US News and World Report
By Susan Johnston ~ February 24, 2015
A private domestic or international adoption can cost tens of thousands of dollars. But Americans wishing to expand their family have another option that costs next to nothing: adopting through foster care. The U.S. Department of Health and Human Services’ Children’s Bureau reports that nearly 400,000 American children were in foster care in 2012, and about a quarter of those were waiting to be adopted.
Many potential adoptive parents don’t realize that “because these children are in the custody of the county or the state, that county or state covers all those court costs that an individual would pay for a private agency,” explains Rita Soronen, president and CEO of the nonprofit Dave Thomas Foundation for Adoption. Parents may need to pay upfront for a home study (when a social worker interviews the family in their home), she adds, but typically those costs can be reimbursed through workplace adoption benefits, military adoption benefits or adoption tax credits.
The majority of children adopted through foster care receive a financial or medical subsidy from their state until they reach the age of majority in that state, and many states offer college tuition waivers for adopted youth, which can further reduce a family’s costs, Soronen adds.
Karen Sauer, a mother of two 13-year olds in Indianapolis, has known since she was a teenager that she wanted to adopt through foster care and finally did it after turning 40. “A switch went on, and I said ‘I’m ready to do this,'” she says.
A six-month waiting period is common in most states, according to Soronen, and adoptions through foster care typically take between 12 and 24 months. Kathy Ledesma, national project director for AdoptUSKids, a project of the U.S. Children’s Bureau that offers resources for families and child welfare professionals, says fostering is high risk for the family but low risk for the child. “If [families] are willing to first foster before they adopt, then they may get one or two or three placements of children who end up being returned home, which we think is a good thing when the family can be remediated,” she says.

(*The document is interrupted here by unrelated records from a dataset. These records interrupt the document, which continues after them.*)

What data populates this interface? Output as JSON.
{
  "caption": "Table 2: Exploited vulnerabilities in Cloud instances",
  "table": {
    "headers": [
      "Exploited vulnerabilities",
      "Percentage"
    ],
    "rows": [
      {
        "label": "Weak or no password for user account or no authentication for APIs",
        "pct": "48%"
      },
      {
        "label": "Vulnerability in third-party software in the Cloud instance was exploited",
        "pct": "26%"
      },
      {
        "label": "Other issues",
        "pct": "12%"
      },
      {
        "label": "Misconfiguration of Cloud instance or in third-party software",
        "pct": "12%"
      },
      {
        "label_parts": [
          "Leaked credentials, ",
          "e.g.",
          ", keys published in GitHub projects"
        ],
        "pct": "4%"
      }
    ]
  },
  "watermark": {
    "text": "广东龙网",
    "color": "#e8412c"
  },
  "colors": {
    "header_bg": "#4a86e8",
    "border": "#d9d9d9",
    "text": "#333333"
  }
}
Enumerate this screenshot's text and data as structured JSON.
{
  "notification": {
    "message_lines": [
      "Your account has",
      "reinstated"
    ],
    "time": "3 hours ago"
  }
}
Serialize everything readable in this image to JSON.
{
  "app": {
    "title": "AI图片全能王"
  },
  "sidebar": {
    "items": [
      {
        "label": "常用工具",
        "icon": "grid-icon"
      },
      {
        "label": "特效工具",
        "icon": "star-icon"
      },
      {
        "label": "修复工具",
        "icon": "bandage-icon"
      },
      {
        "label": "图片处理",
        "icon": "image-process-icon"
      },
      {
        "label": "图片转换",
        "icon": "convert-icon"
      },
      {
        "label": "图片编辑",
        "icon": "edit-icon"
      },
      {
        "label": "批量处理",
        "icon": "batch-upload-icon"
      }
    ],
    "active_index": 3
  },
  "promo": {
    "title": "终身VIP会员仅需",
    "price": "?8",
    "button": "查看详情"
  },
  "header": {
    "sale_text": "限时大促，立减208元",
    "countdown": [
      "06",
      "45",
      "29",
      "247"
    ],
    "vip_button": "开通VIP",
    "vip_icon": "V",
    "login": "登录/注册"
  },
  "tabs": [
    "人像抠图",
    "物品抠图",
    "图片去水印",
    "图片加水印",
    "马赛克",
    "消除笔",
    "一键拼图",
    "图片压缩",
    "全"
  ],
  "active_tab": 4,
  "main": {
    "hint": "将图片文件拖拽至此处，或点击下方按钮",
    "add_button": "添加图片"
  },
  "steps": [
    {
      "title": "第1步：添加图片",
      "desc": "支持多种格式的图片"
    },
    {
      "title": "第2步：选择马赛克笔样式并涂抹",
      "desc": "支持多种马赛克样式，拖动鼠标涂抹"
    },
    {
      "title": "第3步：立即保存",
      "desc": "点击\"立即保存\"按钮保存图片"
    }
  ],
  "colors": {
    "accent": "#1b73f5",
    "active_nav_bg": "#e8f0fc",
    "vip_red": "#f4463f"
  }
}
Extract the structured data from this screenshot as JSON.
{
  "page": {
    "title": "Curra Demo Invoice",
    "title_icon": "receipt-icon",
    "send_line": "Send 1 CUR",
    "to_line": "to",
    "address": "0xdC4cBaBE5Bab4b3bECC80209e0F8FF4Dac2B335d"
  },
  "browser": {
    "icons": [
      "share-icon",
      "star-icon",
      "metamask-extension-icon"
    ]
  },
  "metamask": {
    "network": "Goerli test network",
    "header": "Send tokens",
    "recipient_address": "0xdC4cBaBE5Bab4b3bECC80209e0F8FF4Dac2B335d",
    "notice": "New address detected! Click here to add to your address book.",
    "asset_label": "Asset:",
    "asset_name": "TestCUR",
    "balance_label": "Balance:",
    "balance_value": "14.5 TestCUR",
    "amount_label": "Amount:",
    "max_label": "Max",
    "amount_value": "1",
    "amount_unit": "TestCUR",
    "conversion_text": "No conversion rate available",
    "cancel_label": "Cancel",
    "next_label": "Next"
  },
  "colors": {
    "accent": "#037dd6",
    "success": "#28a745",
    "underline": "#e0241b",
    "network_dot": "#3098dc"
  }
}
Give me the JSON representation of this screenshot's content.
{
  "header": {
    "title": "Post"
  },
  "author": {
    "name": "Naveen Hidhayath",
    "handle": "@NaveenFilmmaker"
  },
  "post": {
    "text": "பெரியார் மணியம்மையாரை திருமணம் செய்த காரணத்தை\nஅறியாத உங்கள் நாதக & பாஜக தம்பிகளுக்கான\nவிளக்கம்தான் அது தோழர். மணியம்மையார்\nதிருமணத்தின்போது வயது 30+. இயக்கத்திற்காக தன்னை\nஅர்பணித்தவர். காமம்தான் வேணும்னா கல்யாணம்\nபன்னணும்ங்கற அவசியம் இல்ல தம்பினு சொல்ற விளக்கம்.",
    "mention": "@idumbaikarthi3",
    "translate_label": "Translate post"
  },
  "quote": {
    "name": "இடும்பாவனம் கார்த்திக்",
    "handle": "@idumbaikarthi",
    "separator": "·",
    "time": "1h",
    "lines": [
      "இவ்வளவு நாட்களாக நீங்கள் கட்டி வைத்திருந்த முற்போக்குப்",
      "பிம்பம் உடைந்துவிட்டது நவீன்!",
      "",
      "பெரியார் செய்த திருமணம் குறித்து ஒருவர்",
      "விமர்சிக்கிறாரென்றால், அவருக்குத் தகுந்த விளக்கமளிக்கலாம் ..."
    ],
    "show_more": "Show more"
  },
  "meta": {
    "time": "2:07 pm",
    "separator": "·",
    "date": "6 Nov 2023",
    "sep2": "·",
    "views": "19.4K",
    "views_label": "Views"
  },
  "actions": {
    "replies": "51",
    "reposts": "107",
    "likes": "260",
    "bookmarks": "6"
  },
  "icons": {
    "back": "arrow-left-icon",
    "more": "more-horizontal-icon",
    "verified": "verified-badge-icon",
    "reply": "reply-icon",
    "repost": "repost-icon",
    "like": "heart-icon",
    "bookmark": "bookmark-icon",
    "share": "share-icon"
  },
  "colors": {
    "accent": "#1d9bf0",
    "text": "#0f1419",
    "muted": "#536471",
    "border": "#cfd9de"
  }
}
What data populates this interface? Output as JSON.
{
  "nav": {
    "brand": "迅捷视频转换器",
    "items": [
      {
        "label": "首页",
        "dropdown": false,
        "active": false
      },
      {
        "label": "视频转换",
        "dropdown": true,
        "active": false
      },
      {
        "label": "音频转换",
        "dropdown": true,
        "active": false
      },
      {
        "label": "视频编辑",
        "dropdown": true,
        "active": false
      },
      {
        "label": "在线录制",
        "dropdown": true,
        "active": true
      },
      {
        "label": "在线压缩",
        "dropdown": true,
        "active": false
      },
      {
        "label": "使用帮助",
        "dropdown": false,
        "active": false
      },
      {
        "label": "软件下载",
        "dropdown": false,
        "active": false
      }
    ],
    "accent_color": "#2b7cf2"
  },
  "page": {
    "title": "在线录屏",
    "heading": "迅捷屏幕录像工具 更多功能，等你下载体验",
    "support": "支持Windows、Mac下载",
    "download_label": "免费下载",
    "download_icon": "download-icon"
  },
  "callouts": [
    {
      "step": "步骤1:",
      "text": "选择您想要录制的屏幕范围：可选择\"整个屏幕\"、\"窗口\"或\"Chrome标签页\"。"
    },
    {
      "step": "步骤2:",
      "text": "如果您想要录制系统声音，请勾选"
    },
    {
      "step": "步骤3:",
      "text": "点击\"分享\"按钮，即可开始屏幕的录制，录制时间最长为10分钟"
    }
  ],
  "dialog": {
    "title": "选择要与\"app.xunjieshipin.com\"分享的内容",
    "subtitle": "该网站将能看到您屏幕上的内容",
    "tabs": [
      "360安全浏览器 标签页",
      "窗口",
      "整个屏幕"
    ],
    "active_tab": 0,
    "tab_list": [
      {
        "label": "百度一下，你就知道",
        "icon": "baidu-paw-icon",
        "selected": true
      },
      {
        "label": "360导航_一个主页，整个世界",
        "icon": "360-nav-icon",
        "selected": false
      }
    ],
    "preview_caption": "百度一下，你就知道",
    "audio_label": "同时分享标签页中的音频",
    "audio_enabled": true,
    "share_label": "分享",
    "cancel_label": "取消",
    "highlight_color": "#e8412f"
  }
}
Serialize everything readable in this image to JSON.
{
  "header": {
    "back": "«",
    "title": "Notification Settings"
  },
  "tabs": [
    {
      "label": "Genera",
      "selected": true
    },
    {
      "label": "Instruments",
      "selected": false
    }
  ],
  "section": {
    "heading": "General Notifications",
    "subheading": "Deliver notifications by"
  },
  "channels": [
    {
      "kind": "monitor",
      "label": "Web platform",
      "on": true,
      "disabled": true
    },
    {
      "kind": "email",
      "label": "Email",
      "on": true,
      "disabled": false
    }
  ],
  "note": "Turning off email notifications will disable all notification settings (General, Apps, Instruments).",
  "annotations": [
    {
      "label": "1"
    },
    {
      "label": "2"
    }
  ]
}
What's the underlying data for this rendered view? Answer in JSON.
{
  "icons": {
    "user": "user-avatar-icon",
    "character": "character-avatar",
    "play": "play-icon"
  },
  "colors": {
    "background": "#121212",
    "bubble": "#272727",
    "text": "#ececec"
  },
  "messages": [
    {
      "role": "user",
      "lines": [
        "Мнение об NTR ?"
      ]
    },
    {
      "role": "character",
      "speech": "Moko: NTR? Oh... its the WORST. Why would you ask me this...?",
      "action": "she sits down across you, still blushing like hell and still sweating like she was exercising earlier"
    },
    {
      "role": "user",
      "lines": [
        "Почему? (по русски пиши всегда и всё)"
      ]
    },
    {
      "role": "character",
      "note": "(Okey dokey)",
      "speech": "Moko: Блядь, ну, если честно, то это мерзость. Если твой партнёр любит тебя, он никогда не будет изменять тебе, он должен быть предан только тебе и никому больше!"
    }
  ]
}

The median age of a child in foster care is 8.5 years, and families looking to adopt an older child may spend less time waiting than those who want a younger one, Ledesma says. Age can be a sticking point for some, but Sauer stresses that “it’s important for people to know that these kids are not bad. They come from bad situations, but they’re not bad themselves.” Her mother had initially been skeptical of her adopting an older child, asking “What if you get a bad one?” But Sauer laughed it off, joking in her response: “You gave birth to my sister.”
Families adopting through foster care must pass a criminal background check, and “need to be flexible and understanding with a good personal and professional support system,” Ledesma says. They also need to demonstrate they can financially support other household members “without relying on any income that that child would bring into the household … [but] you don’t have to own your own home and don’t have to have a lot of money in the bank.”
Single parents of both genders and military families can adopt through foster care, as can same-sex couples in most states.
“You don’t have to be perfect to be a perfect parent,” Ledesma says. “If families are waiting until they have their house exactly how they want it or have a brand new car, they don’t have to wait for those things. These children just need permanent, loving families.”
As for Sauer, it’s taken time for her teens to trust that she wouldn’t leave them as the other adults in their lives have, but adopting through foster care has been an overall positive experience. “They’re changing my life,” she says, “because there’s not a minute that goes by I don’t think about them.”